Ergonomics and human factors defined
“Ergonomics” can be simply defined as the practice of making the work environment safe and productive for the worker. It is aimed at enhancing a healthy relationship between humans and their working environment, ultimately reducing risk, and thereby creating a safer and more productive workplace. The process of ergonomics involves analyzing the worker, studying the tasks required and then designing an environment (processes, products, techniques) that optimizes the safety, health, comfort and performance of the worker (U.S. Department of Labor, 2018).
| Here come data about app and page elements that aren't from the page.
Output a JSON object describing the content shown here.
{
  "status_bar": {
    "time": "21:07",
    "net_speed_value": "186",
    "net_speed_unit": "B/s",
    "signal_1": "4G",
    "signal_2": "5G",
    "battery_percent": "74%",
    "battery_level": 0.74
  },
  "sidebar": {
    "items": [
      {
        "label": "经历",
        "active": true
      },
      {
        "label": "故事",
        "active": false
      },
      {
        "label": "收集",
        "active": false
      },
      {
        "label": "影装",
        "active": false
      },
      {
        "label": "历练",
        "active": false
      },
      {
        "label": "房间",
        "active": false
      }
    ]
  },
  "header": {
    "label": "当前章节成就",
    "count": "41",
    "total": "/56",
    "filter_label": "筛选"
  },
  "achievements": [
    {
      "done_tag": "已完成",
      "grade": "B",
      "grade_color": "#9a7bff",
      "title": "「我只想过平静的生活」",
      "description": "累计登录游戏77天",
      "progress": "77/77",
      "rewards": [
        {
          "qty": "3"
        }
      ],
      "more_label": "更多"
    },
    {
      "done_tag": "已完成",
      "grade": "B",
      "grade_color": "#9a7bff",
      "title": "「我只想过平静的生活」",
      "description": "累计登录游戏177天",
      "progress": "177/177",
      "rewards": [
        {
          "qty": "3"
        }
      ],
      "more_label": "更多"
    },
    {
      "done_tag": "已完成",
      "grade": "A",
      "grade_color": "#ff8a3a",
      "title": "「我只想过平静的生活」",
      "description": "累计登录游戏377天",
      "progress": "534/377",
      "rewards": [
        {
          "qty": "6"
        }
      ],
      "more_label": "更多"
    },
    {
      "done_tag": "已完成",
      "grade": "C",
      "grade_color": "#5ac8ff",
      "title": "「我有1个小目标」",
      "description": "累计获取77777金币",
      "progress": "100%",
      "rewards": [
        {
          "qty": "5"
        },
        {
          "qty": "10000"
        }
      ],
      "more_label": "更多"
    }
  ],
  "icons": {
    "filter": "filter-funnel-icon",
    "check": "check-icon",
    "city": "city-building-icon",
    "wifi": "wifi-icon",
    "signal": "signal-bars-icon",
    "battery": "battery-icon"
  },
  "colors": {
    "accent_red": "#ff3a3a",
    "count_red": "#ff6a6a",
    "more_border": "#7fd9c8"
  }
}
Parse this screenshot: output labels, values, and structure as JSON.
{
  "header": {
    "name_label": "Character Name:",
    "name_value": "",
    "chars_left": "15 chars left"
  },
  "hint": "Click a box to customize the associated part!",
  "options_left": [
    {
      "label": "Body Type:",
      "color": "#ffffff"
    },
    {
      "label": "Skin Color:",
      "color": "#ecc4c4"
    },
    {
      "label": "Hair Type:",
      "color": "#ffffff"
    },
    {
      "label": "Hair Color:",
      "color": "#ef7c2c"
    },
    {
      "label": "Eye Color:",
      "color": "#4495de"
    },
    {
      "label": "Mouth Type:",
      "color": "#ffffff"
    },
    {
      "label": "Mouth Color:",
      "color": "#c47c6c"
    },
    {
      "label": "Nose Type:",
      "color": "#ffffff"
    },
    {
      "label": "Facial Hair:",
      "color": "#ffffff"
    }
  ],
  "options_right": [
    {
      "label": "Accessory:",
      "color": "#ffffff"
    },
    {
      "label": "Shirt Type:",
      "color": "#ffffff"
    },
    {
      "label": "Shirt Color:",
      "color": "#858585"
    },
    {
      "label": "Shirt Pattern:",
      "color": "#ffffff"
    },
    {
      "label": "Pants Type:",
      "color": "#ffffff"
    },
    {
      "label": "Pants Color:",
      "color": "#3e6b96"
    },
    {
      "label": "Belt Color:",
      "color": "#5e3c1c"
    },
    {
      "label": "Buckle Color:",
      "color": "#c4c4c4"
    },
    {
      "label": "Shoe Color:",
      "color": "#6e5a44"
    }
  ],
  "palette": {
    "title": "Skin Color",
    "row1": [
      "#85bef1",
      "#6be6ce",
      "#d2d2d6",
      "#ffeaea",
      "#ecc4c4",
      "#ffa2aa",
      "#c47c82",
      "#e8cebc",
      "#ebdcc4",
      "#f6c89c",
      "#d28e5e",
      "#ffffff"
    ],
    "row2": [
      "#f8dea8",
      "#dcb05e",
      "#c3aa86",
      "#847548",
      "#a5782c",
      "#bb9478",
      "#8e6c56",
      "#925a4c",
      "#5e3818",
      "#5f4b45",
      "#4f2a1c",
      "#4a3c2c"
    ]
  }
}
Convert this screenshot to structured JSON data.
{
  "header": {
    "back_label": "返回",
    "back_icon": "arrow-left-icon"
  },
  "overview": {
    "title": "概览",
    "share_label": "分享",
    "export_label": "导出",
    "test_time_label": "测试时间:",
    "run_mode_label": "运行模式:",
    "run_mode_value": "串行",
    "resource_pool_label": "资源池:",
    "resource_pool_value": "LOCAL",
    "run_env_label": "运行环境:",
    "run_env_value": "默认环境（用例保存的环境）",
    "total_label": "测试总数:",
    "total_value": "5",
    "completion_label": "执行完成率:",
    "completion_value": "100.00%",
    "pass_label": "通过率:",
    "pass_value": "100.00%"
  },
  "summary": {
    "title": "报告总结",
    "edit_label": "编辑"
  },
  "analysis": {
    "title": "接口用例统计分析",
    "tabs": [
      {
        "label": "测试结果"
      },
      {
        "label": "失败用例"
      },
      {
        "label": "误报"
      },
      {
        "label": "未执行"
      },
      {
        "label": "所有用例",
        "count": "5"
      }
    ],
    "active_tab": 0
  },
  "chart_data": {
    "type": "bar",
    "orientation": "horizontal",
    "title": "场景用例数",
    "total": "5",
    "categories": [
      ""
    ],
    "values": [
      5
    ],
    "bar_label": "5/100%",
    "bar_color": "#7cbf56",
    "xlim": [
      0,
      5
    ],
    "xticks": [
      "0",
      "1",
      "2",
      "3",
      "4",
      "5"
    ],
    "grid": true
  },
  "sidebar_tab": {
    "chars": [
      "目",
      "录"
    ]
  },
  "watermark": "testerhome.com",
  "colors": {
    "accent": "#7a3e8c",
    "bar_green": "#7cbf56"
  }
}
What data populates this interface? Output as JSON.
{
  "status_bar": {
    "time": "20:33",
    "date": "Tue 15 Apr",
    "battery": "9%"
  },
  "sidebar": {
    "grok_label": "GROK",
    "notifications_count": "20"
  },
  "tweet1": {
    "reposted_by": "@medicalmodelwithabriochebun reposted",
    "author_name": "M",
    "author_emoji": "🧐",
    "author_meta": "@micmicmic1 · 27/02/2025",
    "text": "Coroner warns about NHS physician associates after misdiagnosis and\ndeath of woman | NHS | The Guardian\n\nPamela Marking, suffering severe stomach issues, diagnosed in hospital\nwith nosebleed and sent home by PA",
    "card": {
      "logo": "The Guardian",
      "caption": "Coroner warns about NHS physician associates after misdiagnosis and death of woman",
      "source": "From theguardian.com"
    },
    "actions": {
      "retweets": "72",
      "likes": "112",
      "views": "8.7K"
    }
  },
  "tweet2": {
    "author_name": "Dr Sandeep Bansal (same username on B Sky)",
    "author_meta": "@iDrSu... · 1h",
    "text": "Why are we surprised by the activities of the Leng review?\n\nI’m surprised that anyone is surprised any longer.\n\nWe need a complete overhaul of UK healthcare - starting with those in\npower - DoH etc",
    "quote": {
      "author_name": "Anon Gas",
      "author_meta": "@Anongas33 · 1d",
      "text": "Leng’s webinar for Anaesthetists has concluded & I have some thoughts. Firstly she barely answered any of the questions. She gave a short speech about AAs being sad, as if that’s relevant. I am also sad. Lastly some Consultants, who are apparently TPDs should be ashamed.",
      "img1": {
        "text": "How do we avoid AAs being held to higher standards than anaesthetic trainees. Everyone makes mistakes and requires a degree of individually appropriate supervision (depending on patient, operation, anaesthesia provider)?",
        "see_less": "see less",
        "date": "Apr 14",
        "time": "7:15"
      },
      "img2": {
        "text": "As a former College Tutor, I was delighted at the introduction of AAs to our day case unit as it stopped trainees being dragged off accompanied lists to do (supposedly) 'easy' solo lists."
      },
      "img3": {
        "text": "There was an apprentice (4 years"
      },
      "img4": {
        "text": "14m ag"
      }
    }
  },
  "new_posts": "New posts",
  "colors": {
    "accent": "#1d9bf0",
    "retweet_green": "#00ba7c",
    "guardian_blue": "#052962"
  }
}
A “human factor” is defined as any physical or cognitive property specific to an individual or any behavior specific to humans that may influence the functioning of mechanical and technological systems. Human factor engineering is a subset of ergonomics, based solely on the relationship between the worker and his or her mechanical or technological equipment (Marras & Karwowski, 2006).
The science of ergonomics promotes a holistic approach which considers the physical, cognitive and organizational environment. Each of these components of ergonomics has a specific set of considerations. Ergonomics draws on a number of scientific disciplines, including:
- Medical science.
These disciplines contribute to the design and evaluation of tasks, products, environments and systems in order to make them compatible with the needs, abilities and limitations of humans. Implementing the practice of ergonomics and human factors will help to maximize the safety and efficiency of any work environment and increase the productivity of workers and their organization.
Physical ergonomics considers human anatomical, anthropometric, physiological and biomechanical characteristics as they relate to physical activity (Figure 1.3). The consequences of repetitive motion, vibration, force, working postures and the environment are the most common areas of consideration for physical ergonomics. Other factors include:
- Working postures.
- Handling materials.
- Repetitive movements.
- Work-related musculoskeletal disorders (WMSDs).
- Workplace layout.
- Equipment design.
Cognitive ergonomics considers human cognitive abilities and limitations while working. Mental processes, such as perception, attention, memory, reasoning, decision-making, learning and motor response, are considered as they affect interactions among humans and other mechanical elements of a system. Cognitive ergonomics include:
- Skills training.
- Mental workload.
- Decision-making processes.
- Human-technology interaction.
- Work stress load.
- Social stress load.
- Physical training.
Organizational ergonomics considers the structures, policies and processes of any organization. The goal of organizational ergonomics is to achieve a harmonized system, taking into consideration the consequences of technology on human relationships, processes and organizations. Examples of organizational ergonomics include:
- Quality management.
- Crew resource management.
- Introduction of new work paradigms.
- Design of working times/duration.
- Work design and flow.
Each aspect of physical, cognitive and organizational ergonomics can be applied individually, or more successfully in conjunction with one another. While these lists may appear daunting in their entirety, rest assured: addressing even one area will prove beneficial in reducing injury rates.
Participatory ergonomics use the expertise of the working group, capitalizing on the knowledge and experience of the workers themselves. Emergency responders are experts in their field and, provided the appropriate knowledge, skills, tools and resources, they are most suited to design and implement solutions directed toward reducing their risk of injury. Using a participatory ergonomics approach encourages personnel to be involved in identifying, analyzing, developing and helping to implement solutions (Figure 1.4). Amplifying personnel participation in the injury prevention process helps to promote engagement and commitment to the collective mission.